A veteran sheriff’s deputy who, until a couple of days ago, investigated property crimes in Bibb County, Ga., was arrested and fired Wednesday for allegedly trying to commit a property crime of his own that came straight out of the antigovernment “sovereign citizen” handbook of scams and schemes.
The deputy, Albert Gordon Murray, 53, was seen last week, according to The Telegraph, changing the locks on a vacant $140,000 house he did not own after allegedly filing false liens and possession affidavits for the property – standard operating procedure for sovereign citizen real estate hustles. Sovereigns generally believe the government has no authority over them, and they are given to a variety of financial schemes including the seizure of homes that don’t belong to them.

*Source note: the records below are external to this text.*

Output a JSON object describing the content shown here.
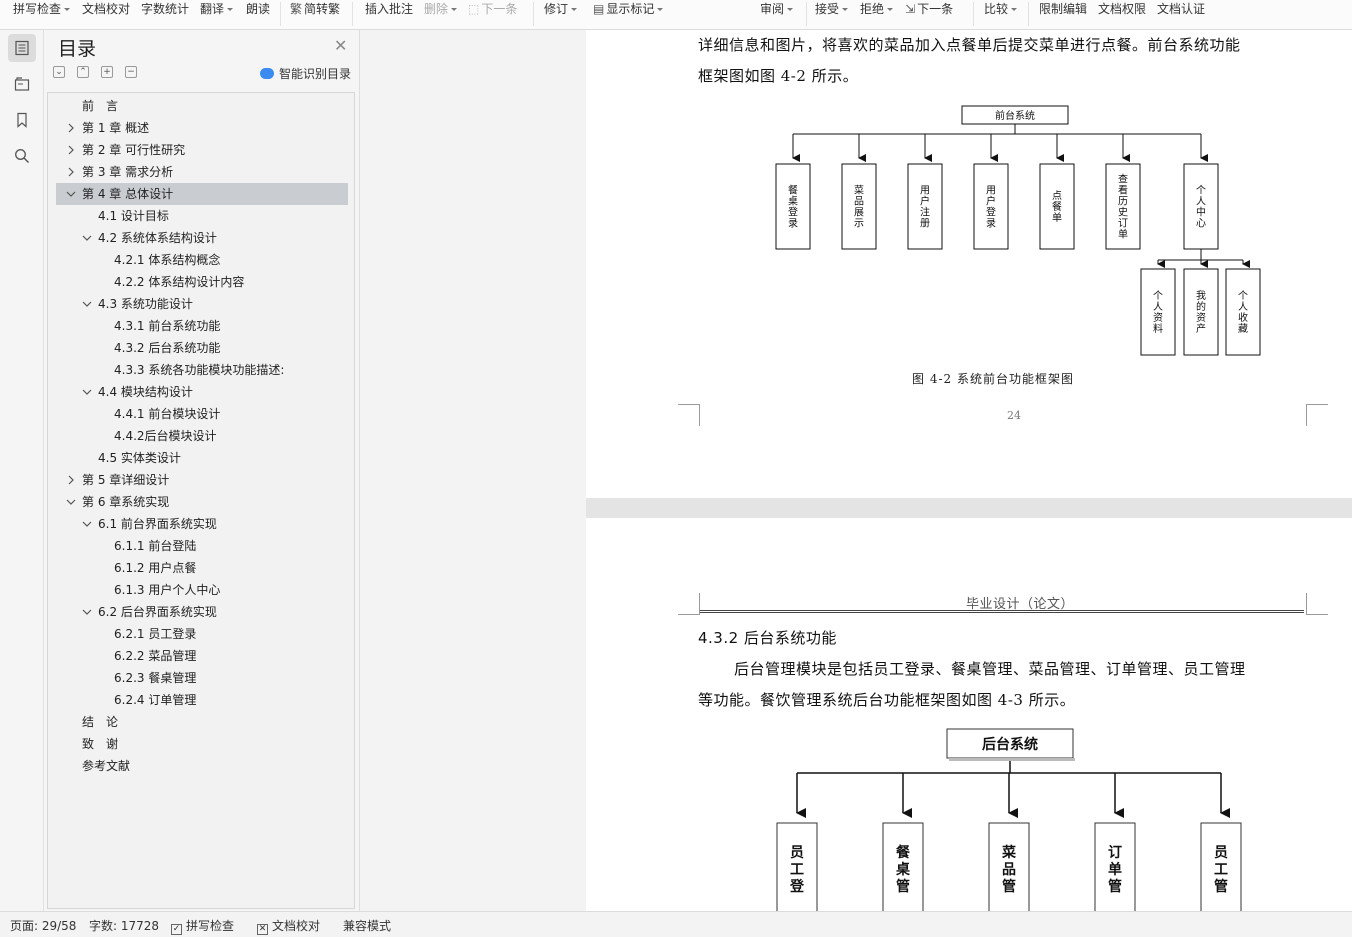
{
  "toolbar": {
    "spell_check": "拼写检查",
    "doc_proof": "文档校对",
    "word_count": "字数统计",
    "translate": "翻译",
    "read_aloud": "朗读",
    "simp_trad": "简转繁",
    "insert_comment": "插入批注",
    "delete": "删除",
    "next_item": "下一条",
    "revise": "修订",
    "show_marks": "显示标记",
    "review": "审阅",
    "accept": "接受",
    "reject": "拒绝",
    "next_change": "下一条",
    "compare": "比较",
    "restrict_edit": "限制编辑",
    "doc_permission": "文档权限",
    "doc_certify": "文档认证"
  },
  "toc": {
    "title": "目录",
    "smart_label": "智能识别目录",
    "items": [
      {
        "label": "前　言",
        "level": 1,
        "chevron": "none"
      },
      {
        "label": "第 1 章  概述",
        "level": 1,
        "chevron": "right"
      },
      {
        "label": "第 2 章  可行性研究",
        "level": 1,
        "chevron": "right"
      },
      {
        "label": "第 3 章  需求分析",
        "level": 1,
        "chevron": "right"
      },
      {
        "label": "第 4 章  总体设计",
        "level": 1,
        "chevron": "down",
        "selected": true
      },
      {
        "label": "4.1  设计目标",
        "level": 2,
        "chevron": "none"
      },
      {
        "label": "4.2  系统体系结构设计",
        "level": 2,
        "chevron": "down"
      },
      {
        "label": "4.2.1  体系结构概念",
        "level": 3,
        "chevron": "none"
      },
      {
        "label": "4.2.2  体系结构设计内容",
        "level": 3,
        "chevron": "none"
      },
      {
        "label": "4.3  系统功能设计",
        "level": 2,
        "chevron": "down"
      },
      {
        "label": "4.3.1  前台系统功能",
        "level": 3,
        "chevron": "none"
      },
      {
        "label": "4.3.2  后台系统功能",
        "level": 3,
        "chevron": "none"
      },
      {
        "label": "4.3.3  系统各功能模块功能描述:",
        "level": 3,
        "chevron": "none"
      },
      {
        "label": "4.4  模块结构设计",
        "level": 2,
        "chevron": "down"
      },
      {
        "label": "4.4.1  前台模块设计",
        "level": 3,
        "chevron": "none"
      },
      {
        "label": "4.4.2后台模块设计",
        "level": 3,
        "chevron": "none"
      },
      {
        "label": "4.5  实体类设计",
        "level": 2,
        "chevron": "none"
      },
      {
        "label": "第 5 章详细设计",
        "level": 1,
        "chevron": "right"
      },
      {
        "label": "第 6 章系统实现",
        "level": 1,
        "chevron": "down"
      },
      {
        "label": "6.1  前台界面系统实现",
        "level": 2,
        "chevron": "down"
      },
      {
        "label": "6.1.1  前台登陆",
        "level": 3,
        "chevron": "none"
      },
      {
        "label": "6.1.2  用户点餐",
        "level": 3,
        "chevron": "none"
      },
      {
        "label": "6.1.3  用户个人中心",
        "level": 3,
        "chevron": "none"
      },
      {
        "label": "6.2  后台界面系统实现",
        "level": 2,
        "chevron": "down"
      },
      {
        "label": "6.2.1  员工登录",
        "level": 3,
        "chevron": "none"
      },
      {
        "label": "6.2.2  菜品管理",
        "level": 3,
        "chevron": "none"
      },
      {
        "label": "6.2.3  餐桌管理",
        "level": 3,
        "chevron": "none"
      },
      {
        "label": "6.2.4  订单管理",
        "level": 3,
        "chevron": "none"
      },
      {
        "label": "结　论",
        "level": 1,
        "chevron": "none"
      },
      {
        "label": "致　谢",
        "level": 1,
        "chevron": "none"
      },
      {
        "label": "参考文献",
        "level": 1,
        "chevron": "none"
      }
    ]
  },
  "page1": {
    "line1": "详细信息和图片，将喜欢的菜品加入点餐单后提交菜单进行点餐。前台系统功能",
    "line2": "框架图如图 4-2 所示。",
    "diagram": {
      "root": "前台系统",
      "children": [
        "餐桌登录",
        "菜品展示",
        "用户注册",
        "用户登录",
        "点餐单",
        "查看历史订单",
        "个人中心"
      ],
      "sub_children": [
        "个人资料",
        "我的资产",
        "个人收藏"
      ]
    },
    "caption": "图 4-2  系统前台功能框架图",
    "page_number": "24"
  },
  "page2": {
    "header": "毕业设计（论文）",
    "heading": "4.3.2  后台系统功能",
    "line1": "后台管理模块是包括员工登录、餐桌管理、菜品管理、订单管理、员工管理",
    "line2": "等功能。餐饮管理系统后台功能框架图如图 4-3 所示。",
    "diagram": {
      "root": "后台系统",
      "children_visible": [
        "员工登",
        "餐桌管",
        "菜品管",
        "订单管",
        "员工管"
      ]
    }
  },
  "status": {
    "page": "页面: 29/58",
    "words": "字数: 17728",
    "spell_check": "拼写检查",
    "doc_proof": "文档校对",
    "compat": "兼容模式"
  }
}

A real estate agent with a prospective buyer in tow arrived at the house while Murray was still there, fiddling with the locks. Murray showed the agent a document. He said it was an "affidavit of possession," Bibb County Sheriff David Davis told Hatewatch Friday afternoon, adding the agent was immediately suspicious, saying to himself, "Wait a minute, this ain't right."

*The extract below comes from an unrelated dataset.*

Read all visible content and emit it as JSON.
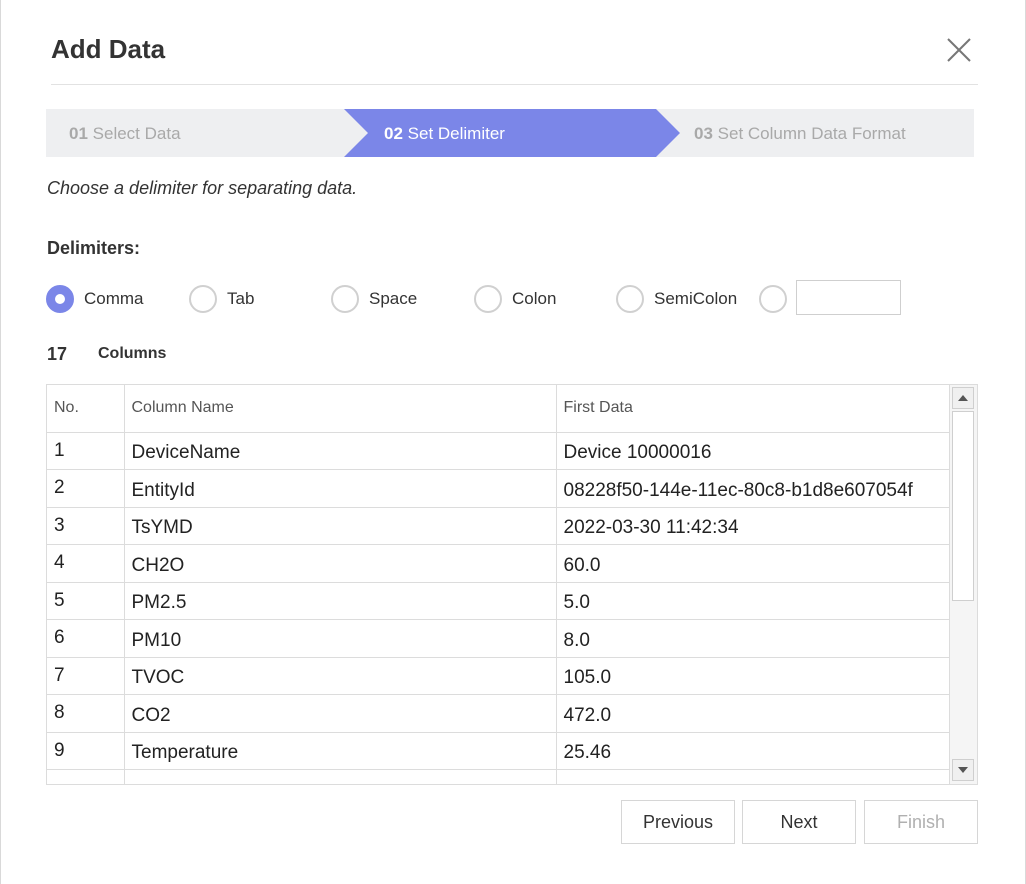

The sheriff said as the agent was studying the bogus document, Murray pulled the client to the side and brazenly offered to sell him the house for $60,000 – a real steal, in more ways than one. As Murray drove away, the agent jotted down the plate number on the deputy’s unmarked government vehicle and notified authorities. "He's out there in an unmarked sheriff's car, conducting this business," Davis said. "It's disheartening."
A few days later, Murray and three associates – Dimitrious Brown, 33, Clifford Greene, 58 and Lemroyal James, 51 – were in handcuffs, charged with making false statements and writings. Murray was also charged with violating his oath as a lawman and was fired.
When they were arrested, the sheriff said, "they all professed these sovereign citizen ideals about they're not part of this government, they're not bound by our laws."
One of the men even refused to sign his fingerprint card, declaring, "I don't do this. I'm not part of your laws."
Davis' former deputy did not go nearly as far in his sovereign citizen pronouncements. "The other three were pretty resolute in what they were saying," the sheriff said. "But I think they were all more in it for the scam and the houses than the ideology."
Davis told The Telegraph that one of the men was arrested while “filing a lien at the courthouse” and authorities have reportedly found at least four other houses in the area that the men allegedly claimed as their own in a similar fraudulent fashion.
Investigators, Davis told Hatewatch, suspect the men may have filed phony liens on upward of two dozen properties in Bibb and in two adjoining counties. "It was sort of a big operation," he said.
Murray had been in law enforcement for years before his colleagues locked him up. He joined the police force in Macon, Ga., in 2001 and became a Bibb County deputy sheriff in 2014, when the departments merged.
Davis said that during his days in the Macon police department, Murray had ties to the Nuwaubian Nation of Moors. That group was originally a putatively Muslim organization from Brooklyn, N.Y., that evolved into a cult, preaching not a “theology” but “factology,” mixing black supremacist ideas with worship of the Egyptians and their pyramids and a belief in UFOs.
In 1993, a large group of true believers moved from New York to a 476-acre spread in Putnam County, Ga., northeast of Bibb County. The Moors were led by an ex-con named Dwight York, who lived in a mansion on the property while his followers lived in cheap trailers. He charged them $25 a year for Nuwaubian “passports” that allowed them to get on and off the property.
As many as 400 other followers – also Nuwaubians – lived in the surrounding area. The group set up a network of chapters and bookstores called All Eyes on Egipt and members raised money through begging and holding jobs, including in the post office and in area fire and police departments.
The former deputy, the sheriff said, "was a member of the sect."
In 2004, York was sentenced to 135 years in prison for molesting a huge number of children, among other crimes. That same year, according to The Telegraph, seven Macon police officers, supporters of York, resigned, saying police and government officials were ignoring new evidence of York’s innocence.
The police chief at the time, Rodney Monroe, told the paper that he did not want the officers to resign and each one had “served the department and city well.”
Davis said Murray and one other officer associated with the Moors refused to join the mass resignation and "the other guys got mad at them and kicked them out of the club so to speak."
The year before, three suspected Nuwaubians were taken into custody after allegedly filing a bogus $283 million lien against U.S. Postal Service bank accounts and property. The police said the men then created fake checks – they called them “certified tender of payment certificates” – and tried to use them to buy two luxury houses in Decatur.
Authorities said the men, two of whom worked for the postal service, intended to sell the homes and use the cash to purchase land in Bibb County to establish a new home for the cult.
While their numbers have dwindled dramatically since the cult leader went to prison, Davis said there are still Nuwaubians in the area. "And," he said, "they still believe in some of that ideology."